sue wrote:
July 17, 2012

trying to find out about how much this shot gun is worth

Greg Davis wrote:
March 31, 2012

I have just turned 17 and my fist gun that i bought was the Ithica Model 37 last year. It is an amazing gun. I went online to see if i could buy another barrel for slugs, but it said that in order to remove the barrel, i had to send it to the manufacturer. Well I found a sight that showed me how to remove it, and i wanted to know if you could buy an old barrel that was bigger than full?

Scott wrote:
February 28, 2012

About 1960 there were ads in the hook and bullet rags about the Ithaca "bear gun", an 8 round version of the model 37. I had just purchased my first firearm which was an Ithaca 37 12 ga. and all these years later still would like to have a "Bear gun", but can't seem to find even a reference to it, much less an existing firearm. Am I nuts, or was there actually a bear gun version of the 37? I still have my 37 and it still does the job, though most collector types would puke if they saw it!

Leon wrote:
December 29, 2011

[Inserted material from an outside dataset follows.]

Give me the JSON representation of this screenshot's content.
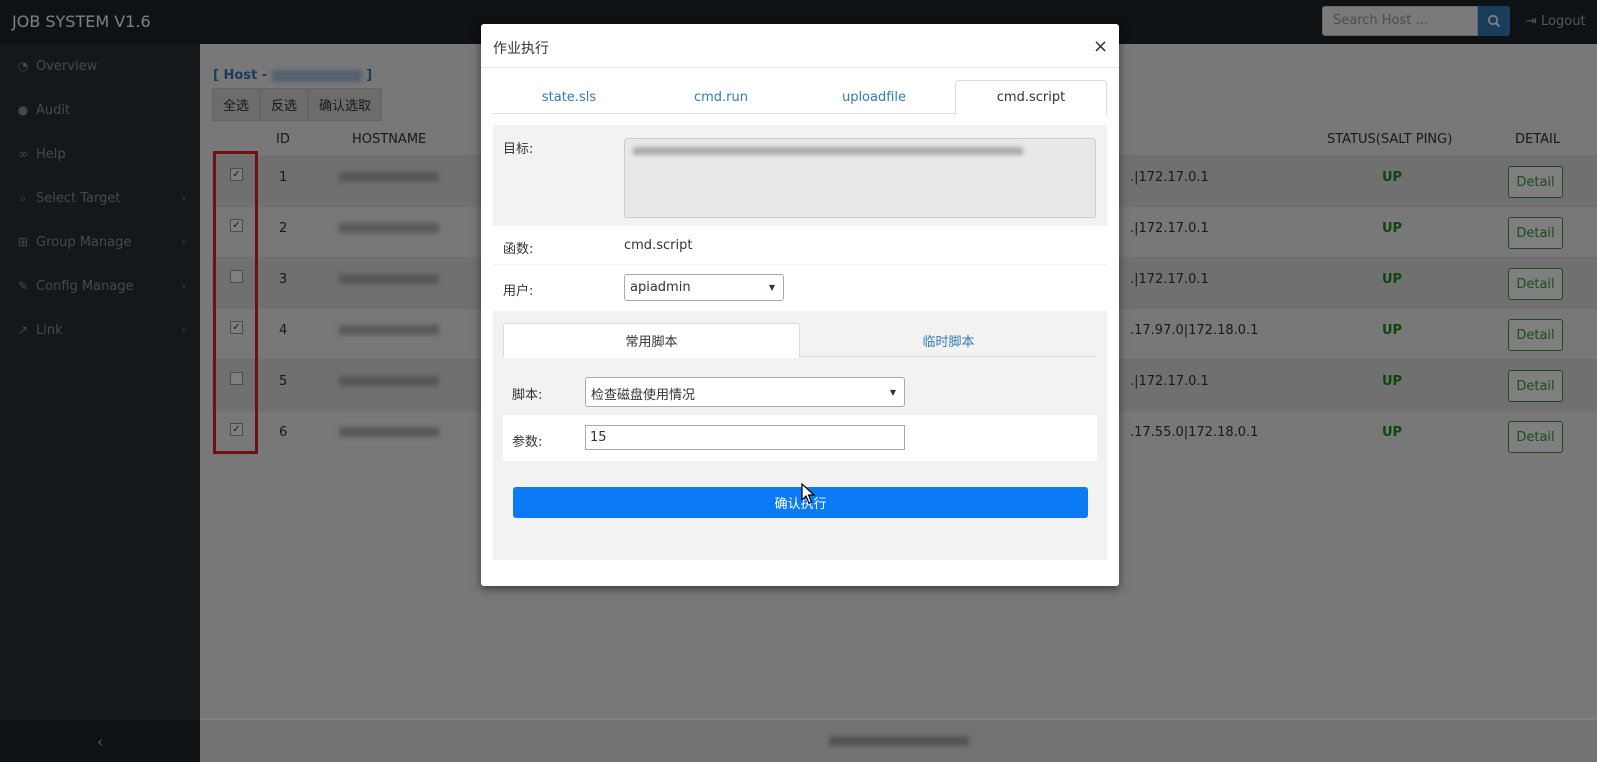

Does anyone know where I can find a barrel lug for a 20 gauge featherlight? Mine is missing and I really can't afford to replace the barrel with a new factory one. My gun was made in 51' and I was informed that you can't just put a new barrel on without sending it back to Ithaca. Any help would be greatly appreciated. Thanks Leon.

joe r wrote:
November 13, 2011

have a ithaca deerslayer I. gun is over thirty years old and has taken many deer still using it best 12ga ive ever owned. wouldnt trade it for a new banelli

Mike wrote:
November 13, 2010

Been shooting one for more than 50 years. Same one. I have my dads too. 16 and a 12. wouldnt trade them for anything